Your instructions: Lines with the string "Remove" are to be identified in the listing and copied.
# # # #
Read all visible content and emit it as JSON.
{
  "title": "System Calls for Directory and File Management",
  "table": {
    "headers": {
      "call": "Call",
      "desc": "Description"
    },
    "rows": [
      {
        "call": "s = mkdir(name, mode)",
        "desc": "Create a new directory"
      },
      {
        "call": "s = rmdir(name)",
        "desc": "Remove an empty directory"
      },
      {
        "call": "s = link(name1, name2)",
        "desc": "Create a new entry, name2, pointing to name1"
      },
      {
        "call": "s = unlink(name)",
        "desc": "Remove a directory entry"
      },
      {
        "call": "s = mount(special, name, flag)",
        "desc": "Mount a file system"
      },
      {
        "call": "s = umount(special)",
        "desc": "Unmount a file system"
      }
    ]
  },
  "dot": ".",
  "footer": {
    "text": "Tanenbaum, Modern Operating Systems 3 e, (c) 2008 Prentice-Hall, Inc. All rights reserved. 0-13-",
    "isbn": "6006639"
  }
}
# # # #
Answer to this exercise:
        "desc": "Remove an empty directory"
        "desc": "Remove a directory entry"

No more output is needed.